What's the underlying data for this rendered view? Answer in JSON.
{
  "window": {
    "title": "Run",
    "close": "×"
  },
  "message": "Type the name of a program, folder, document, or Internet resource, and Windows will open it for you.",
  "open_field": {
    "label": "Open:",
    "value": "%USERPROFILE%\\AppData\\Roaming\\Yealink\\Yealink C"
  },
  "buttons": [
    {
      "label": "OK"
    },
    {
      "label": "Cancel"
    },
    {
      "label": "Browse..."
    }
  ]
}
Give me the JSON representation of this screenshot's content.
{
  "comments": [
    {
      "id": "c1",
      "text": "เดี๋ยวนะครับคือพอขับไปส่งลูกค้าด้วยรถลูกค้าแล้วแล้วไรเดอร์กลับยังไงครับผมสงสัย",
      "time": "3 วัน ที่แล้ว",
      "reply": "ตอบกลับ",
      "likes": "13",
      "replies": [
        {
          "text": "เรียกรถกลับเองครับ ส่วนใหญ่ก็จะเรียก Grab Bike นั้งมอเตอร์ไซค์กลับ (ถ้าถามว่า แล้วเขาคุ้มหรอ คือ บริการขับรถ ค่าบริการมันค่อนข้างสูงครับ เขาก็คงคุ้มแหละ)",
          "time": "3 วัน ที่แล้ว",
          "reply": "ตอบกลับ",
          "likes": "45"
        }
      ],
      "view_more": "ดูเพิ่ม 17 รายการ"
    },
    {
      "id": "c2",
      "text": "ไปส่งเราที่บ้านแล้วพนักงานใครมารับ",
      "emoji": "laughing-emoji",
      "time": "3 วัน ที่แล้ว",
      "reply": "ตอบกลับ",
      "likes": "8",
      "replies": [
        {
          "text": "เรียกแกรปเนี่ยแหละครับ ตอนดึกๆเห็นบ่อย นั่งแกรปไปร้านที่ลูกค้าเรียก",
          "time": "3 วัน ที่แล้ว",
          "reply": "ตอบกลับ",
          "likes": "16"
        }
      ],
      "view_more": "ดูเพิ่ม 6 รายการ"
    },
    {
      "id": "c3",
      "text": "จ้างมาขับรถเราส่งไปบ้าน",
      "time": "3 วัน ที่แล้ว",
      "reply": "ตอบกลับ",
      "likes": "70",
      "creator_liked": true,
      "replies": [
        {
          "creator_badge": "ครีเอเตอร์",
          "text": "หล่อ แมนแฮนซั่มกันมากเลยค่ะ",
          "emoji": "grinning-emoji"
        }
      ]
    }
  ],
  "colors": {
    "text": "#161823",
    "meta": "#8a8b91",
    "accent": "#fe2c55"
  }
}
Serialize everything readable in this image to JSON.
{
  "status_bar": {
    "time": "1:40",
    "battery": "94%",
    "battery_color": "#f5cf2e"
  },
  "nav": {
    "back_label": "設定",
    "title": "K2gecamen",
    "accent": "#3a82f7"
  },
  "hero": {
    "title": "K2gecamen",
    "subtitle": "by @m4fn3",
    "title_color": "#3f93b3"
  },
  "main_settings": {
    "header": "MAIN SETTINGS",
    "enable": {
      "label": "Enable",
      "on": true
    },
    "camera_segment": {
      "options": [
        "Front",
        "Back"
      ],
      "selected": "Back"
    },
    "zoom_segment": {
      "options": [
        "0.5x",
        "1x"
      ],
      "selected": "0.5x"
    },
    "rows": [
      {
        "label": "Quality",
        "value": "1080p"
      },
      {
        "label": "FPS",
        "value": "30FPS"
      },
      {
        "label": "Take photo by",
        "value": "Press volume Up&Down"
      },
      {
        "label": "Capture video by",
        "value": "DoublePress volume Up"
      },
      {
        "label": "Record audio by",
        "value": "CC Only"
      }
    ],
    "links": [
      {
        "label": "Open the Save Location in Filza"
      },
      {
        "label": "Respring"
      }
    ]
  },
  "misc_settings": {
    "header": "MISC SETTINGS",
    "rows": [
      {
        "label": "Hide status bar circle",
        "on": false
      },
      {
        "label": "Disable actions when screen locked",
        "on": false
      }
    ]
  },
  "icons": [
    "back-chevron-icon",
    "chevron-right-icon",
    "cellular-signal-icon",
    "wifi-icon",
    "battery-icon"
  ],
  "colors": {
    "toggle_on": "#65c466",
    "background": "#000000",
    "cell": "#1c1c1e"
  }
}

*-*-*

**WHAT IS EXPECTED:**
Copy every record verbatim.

**FINISHED TASK:**
What's the underlying data for this rendered view? Answer in JSON.
{
  "window": {
    "title": "Run",
    "close": "×"
  },
  "message": "Type the name of a program, folder, document, or Internet resource, and Windows will open it for you.",
  "open_field": {
    "label": "Open:",
    "value": "%USERPROFILE%\\AppData\\Roaming\\Yealink\\Yealink C"
  },
  "buttons": [
    {
      "label": "OK"
    },
    {
      "label": "Cancel"
    },
    {
      "label": "Browse..."
    }
  ]
}
Give me the JSON representation of this screenshot's content.
{
  "comments": [
    {
      "id": "c1",
      "text": "เดี๋ยวนะครับคือพอขับไปส่งลูกค้าด้วยรถลูกค้าแล้วแล้วไรเดอร์กลับยังไงครับผมสงสัย",
      "time": "3 วัน ที่แล้ว",
      "reply": "ตอบกลับ",
      "likes": "13",
      "replies": [
        {
          "text": "เรียกรถกลับเองครับ ส่วนใหญ่ก็จะเรียก Grab Bike นั้งมอเตอร์ไซค์กลับ (ถ้าถามว่า แล้วเขาคุ้มหรอ คือ บริการขับรถ ค่าบริการมันค่อนข้างสูงครับ เขาก็คงคุ้มแหละ)",
          "time": "3 วัน ที่แล้ว",
          "reply": "ตอบกลับ",
          "likes": "45"
        }
      ],
      "view_more": "ดูเพิ่ม 17 รายการ"
    },
    {
      "id": "c2",
      "text": "ไปส่งเราที่บ้านแล้วพนักงานใครมารับ",
      "emoji": "laughing-emoji",
      "time": "3 วัน ที่แล้ว",
      "reply": "ตอบกลับ",
      "likes": "8",
      "replies": [
        {
          "text": "เรียกแกรปเนี่ยแหละครับ ตอนดึกๆเห็นบ่อย นั่งแกรปไปร้านที่ลูกค้าเรียก",
          "time": "3 วัน ที่แล้ว",
          "reply": "ตอบกลับ",
          "likes": "16"
        }
      ],
      "view_more": "ดูเพิ่ม 6 รายการ"
    },
    {
      "id": "c3",
      "text": "จ้างมาขับรถเราส่งไปบ้าน",
      "time": "3 วัน ที่แล้ว",
      "reply": "ตอบกลับ",
      "likes": "70",
      "creator_liked": true,
      "replies": [
        {
          "creator_badge": "ครีเอเตอร์",
          "text": "หล่อ แมนแฮนซั่มกันมากเลยค่ะ",
          "emoji": "grinning-emoji"
        }
      ]
    }
  ],
  "colors": {
    "text": "#161823",
    "meta": "#8a8b91",
    "accent": "#fe2c55"
  }
}
Serialize everything readable in this image to JSON.
{
  "status_bar": {
    "time": "1:40",
    "battery": "94%",
    "battery_color": "#f5cf2e"
  },
  "nav": {
    "back_label": "設定",
    "title": "K2gecamen",
    "accent": "#3a82f7"
  },
  "hero": {
    "title": "K2gecamen",
    "subtitle": "by @m4fn3",
    "title_color": "#3f93b3"
  },
  "main_settings": {
    "header": "MAIN SETTINGS",
    "enable": {
      "label": "Enable",
      "on": true
    },
    "camera_segment": {
      "options": [
        "Front",
        "Back"
      ],
      "selected": "Back"
    },
    "zoom_segment": {
      "options": [
        "0.5x",
        "1x"
      ],
      "selected": "0.5x"
    },
    "rows": [
      {
        "label": "Quality",
        "value": "1080p"
      },
      {
        "label": "FPS",
        "value": "30FPS"
      },
      {
        "label": "Take photo by",
        "value": "Press volume Up&Down"
      },
      {
        "label": "Capture video by",
        "value": "DoublePress volume Up"
      },
      {
        "label": "Record audio by",
        "value": "CC Only"
      }
    ],
    "links": [
      {
        "label": "Open the Save Location in Filza"
      },
      {
        "label": "Respring"
      }
    ]
  },
  "misc_settings": {
    "header": "MISC SETTINGS",
    "rows": [
      {
        "label": "Hide status bar circle",
        "on": false
      },
      {
        "label": "Disable actions when screen locked",
        "on": false
      }
    ]
  },
  "icons": [
    "back-chevron-icon",
    "chevron-right-icon",
    "cellular-signal-icon",
    "wifi-icon",
    "battery-icon"
  ],
  "colors": {
    "toggle_on": "#65c466",
    "background": "#000000",
    "cell": "#1c1c1e"
  }
}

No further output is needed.